journal contributionposted on 2023-09-01, 14:02 authored by Raju P. Sapkota, Ian van der Linde, Nirmal Lamichhane, Tirthalal Upadhyaya, Shahina Pardhan
Background: Early cognitive changes in people at risk of developing dementia may be detected using behavioral tests that examine the performance of typically affected brain areas, such as the hippocampi. An important cognitive function supported by the hippocampi is memory binding, in which object features are associated to create a unified percept. Aim: To compare visual short-term memory (VSTM) binding performance for object names, locations, and identities between a participant group known to be at higher risk of developing dementia (mild cognitive impairment [MCI]) and healthily aging controls. Methods: Ten MCI and 10 control participants completed five VSTM tests that differed in their requirement of remembering bound or unbound object names, locations, and identities, along with a standard neuropsychological test (Addenbrooke’s Cognitive Examination [ACE]-III). Results: The performance of the MCI participants was selectively and significantly lower than that of the healthily aging controls for memory tasks that required object-location or name-location binding. Conclusion: Tasks that measure unimodal (object-location) and crossmodal (name-location) binding performance appear to be particularly effective for the detection of early cognitive changes in those at higher risk of developing dementia due to Alzheimer’s disease.

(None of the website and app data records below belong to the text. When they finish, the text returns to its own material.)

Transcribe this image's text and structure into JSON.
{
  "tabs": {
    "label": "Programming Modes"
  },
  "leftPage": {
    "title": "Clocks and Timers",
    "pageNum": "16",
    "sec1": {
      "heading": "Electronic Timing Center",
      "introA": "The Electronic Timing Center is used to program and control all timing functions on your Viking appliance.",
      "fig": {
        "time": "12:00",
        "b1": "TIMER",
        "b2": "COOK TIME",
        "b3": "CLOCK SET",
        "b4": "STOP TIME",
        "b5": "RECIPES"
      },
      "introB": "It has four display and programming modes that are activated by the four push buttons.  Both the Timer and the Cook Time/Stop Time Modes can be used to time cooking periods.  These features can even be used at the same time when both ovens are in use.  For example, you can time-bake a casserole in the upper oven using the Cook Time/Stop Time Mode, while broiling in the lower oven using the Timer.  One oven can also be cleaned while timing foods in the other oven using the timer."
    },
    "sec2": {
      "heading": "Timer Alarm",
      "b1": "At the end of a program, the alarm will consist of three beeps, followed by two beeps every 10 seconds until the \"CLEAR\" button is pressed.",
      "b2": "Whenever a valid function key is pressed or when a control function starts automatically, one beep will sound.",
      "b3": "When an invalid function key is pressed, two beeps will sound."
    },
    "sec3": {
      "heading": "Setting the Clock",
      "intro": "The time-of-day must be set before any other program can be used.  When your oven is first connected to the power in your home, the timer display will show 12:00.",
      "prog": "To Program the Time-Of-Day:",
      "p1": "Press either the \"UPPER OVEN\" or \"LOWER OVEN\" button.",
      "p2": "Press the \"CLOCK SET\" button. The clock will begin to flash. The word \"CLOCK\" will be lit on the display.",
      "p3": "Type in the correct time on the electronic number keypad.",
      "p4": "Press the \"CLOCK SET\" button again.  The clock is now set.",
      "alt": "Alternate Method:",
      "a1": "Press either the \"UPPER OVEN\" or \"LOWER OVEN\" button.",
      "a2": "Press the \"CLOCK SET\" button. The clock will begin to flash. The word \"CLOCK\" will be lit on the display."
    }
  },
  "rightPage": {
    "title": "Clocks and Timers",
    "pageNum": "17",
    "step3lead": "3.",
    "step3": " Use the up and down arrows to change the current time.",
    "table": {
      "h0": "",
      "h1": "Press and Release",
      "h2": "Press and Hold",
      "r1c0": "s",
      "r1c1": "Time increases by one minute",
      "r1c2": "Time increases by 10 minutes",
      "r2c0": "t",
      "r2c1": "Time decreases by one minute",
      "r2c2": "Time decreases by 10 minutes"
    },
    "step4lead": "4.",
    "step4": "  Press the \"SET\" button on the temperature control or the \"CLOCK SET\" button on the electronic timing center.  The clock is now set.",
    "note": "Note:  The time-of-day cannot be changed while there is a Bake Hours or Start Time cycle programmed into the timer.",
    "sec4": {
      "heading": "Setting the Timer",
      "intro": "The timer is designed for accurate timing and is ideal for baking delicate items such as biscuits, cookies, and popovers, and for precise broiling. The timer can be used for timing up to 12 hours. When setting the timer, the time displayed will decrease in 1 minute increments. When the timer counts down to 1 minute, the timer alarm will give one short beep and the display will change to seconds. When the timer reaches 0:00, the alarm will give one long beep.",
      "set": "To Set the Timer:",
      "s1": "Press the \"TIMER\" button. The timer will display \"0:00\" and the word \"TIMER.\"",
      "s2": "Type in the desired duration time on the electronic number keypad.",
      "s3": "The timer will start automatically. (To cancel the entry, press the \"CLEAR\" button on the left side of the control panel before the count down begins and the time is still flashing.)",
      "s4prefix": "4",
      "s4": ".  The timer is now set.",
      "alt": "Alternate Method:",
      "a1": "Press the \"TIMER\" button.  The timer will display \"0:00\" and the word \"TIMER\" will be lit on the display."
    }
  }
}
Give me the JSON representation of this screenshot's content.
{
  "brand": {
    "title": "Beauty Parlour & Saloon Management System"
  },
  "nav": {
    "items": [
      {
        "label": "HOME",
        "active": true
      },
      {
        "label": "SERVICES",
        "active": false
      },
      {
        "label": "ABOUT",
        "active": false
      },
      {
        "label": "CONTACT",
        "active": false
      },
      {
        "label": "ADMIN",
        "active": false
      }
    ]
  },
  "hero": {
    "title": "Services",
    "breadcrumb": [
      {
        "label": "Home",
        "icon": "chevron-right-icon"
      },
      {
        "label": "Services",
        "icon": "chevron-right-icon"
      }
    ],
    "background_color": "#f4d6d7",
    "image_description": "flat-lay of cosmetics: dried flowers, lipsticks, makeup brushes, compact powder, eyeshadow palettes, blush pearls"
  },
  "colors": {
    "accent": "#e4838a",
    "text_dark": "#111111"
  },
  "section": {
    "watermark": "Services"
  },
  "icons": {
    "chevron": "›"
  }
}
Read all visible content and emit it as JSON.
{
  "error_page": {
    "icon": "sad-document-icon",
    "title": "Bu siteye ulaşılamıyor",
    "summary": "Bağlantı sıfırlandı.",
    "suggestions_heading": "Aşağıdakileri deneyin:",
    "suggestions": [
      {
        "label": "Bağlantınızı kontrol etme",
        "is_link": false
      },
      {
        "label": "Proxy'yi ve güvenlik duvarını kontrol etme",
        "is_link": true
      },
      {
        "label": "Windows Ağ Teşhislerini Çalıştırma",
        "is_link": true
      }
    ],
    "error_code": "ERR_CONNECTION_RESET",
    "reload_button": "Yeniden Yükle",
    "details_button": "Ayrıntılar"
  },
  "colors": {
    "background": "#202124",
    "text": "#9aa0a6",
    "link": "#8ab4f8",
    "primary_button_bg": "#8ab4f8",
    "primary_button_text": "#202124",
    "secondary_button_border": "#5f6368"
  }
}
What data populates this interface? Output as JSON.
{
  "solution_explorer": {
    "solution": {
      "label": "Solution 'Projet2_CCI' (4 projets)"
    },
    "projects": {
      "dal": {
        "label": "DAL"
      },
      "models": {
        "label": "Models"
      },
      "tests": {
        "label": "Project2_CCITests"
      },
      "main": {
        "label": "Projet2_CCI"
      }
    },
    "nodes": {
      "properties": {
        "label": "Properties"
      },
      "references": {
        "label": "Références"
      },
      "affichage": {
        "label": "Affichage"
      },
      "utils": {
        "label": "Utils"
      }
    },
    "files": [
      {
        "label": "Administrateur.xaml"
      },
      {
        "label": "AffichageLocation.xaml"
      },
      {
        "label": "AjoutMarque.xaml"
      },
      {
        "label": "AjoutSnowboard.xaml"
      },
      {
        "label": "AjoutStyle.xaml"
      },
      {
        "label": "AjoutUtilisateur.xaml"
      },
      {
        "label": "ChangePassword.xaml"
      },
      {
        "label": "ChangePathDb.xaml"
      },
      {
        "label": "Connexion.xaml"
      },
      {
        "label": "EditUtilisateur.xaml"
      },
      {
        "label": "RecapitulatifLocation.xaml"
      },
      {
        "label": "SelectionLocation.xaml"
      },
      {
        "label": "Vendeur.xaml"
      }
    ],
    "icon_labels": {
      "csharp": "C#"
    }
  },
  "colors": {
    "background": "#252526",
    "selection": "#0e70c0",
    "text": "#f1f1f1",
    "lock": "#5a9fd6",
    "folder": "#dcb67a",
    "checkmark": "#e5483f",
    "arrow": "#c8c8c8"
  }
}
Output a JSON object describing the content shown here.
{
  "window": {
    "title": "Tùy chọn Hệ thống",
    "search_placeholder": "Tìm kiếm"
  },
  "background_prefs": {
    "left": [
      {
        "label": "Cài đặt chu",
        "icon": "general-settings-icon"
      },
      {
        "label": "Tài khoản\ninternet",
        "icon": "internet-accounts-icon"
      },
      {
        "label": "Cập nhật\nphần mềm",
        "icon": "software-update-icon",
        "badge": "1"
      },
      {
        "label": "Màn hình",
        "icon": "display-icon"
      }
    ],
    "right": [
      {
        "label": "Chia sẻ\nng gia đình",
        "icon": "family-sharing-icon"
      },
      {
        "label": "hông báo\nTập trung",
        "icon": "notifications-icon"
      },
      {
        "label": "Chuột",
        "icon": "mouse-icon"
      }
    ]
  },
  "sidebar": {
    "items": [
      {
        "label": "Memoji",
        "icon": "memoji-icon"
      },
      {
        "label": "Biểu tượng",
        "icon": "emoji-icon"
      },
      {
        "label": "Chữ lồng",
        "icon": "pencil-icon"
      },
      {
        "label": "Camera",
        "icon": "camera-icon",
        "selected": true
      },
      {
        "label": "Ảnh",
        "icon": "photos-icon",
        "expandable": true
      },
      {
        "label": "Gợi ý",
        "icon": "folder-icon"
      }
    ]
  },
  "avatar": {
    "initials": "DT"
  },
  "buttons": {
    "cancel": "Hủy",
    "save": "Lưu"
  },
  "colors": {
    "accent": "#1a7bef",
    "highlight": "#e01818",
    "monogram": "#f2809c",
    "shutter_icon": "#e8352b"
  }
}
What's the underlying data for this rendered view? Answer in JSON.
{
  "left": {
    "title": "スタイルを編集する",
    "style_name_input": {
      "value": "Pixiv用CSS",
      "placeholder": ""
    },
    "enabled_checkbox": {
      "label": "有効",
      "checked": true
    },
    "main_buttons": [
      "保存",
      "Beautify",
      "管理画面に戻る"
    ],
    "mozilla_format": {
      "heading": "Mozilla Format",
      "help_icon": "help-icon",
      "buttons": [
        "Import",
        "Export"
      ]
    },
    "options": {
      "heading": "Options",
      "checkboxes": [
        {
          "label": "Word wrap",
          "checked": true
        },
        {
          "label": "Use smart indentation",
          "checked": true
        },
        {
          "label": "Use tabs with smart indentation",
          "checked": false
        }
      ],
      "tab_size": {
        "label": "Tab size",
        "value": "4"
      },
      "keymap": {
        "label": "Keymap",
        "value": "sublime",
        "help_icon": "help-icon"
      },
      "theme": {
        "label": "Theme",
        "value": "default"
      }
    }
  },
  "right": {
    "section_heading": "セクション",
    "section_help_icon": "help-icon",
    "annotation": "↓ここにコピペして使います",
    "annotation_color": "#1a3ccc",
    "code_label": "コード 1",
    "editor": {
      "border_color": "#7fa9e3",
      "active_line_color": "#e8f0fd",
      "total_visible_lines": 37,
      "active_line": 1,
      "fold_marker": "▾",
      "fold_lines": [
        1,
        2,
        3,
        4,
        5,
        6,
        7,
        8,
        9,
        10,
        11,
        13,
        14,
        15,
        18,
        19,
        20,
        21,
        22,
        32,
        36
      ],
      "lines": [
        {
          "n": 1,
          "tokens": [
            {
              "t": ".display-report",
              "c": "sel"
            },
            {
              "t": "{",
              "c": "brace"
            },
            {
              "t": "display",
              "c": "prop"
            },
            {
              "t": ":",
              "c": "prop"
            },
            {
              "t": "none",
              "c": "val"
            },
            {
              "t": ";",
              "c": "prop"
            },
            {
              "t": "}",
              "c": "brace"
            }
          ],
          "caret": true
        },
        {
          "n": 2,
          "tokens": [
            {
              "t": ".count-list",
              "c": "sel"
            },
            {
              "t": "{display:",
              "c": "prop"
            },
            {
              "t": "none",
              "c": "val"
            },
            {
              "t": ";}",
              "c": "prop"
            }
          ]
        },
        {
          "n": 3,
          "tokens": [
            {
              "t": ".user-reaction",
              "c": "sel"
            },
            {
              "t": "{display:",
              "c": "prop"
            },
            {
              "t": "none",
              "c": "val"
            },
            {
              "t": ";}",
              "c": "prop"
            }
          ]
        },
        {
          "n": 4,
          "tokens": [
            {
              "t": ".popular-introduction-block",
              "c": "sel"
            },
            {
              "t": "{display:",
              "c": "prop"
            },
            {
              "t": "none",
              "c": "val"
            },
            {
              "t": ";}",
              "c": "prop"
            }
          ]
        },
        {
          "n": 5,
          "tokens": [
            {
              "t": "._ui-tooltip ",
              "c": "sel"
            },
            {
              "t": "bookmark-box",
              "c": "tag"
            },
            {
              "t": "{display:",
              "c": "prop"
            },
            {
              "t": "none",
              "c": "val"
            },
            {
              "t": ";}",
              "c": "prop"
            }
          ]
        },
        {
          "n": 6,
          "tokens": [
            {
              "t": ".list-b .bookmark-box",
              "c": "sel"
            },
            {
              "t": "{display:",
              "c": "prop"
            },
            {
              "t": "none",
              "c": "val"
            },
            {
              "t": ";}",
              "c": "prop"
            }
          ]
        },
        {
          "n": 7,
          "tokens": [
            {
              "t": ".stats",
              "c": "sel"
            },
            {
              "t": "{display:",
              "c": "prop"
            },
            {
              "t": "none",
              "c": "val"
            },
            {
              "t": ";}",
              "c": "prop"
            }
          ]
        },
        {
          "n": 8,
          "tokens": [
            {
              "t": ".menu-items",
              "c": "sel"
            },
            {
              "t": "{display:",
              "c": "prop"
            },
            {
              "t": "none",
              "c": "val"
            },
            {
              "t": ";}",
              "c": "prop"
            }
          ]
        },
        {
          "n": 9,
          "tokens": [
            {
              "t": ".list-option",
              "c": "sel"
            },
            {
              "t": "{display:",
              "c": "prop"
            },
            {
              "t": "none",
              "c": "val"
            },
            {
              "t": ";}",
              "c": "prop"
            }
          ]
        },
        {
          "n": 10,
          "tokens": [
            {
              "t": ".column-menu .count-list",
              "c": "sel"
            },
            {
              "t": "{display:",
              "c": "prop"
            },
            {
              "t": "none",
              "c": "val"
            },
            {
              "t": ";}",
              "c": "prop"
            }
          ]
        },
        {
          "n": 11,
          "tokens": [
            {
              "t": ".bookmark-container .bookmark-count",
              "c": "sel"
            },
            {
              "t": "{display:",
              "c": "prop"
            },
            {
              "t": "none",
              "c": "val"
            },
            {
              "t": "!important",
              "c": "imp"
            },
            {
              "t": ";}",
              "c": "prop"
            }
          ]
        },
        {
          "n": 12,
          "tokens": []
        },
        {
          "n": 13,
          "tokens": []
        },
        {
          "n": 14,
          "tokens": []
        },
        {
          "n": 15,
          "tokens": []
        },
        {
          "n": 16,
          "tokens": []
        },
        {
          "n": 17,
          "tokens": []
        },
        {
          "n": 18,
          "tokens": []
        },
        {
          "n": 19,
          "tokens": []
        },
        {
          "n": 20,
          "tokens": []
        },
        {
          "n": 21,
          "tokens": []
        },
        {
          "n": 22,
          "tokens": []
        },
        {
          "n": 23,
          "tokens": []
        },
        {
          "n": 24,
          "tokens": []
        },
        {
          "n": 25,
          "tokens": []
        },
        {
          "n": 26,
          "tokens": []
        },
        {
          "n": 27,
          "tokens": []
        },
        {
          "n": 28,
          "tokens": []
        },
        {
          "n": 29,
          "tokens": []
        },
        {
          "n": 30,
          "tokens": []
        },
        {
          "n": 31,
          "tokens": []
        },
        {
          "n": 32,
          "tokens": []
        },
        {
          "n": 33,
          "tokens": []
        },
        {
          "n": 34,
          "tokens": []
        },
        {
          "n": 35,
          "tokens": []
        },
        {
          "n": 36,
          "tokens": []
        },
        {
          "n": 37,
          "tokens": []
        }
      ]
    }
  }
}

Publication titleDementia and Geriatric Cognitive Disorders Extra
- Accepted version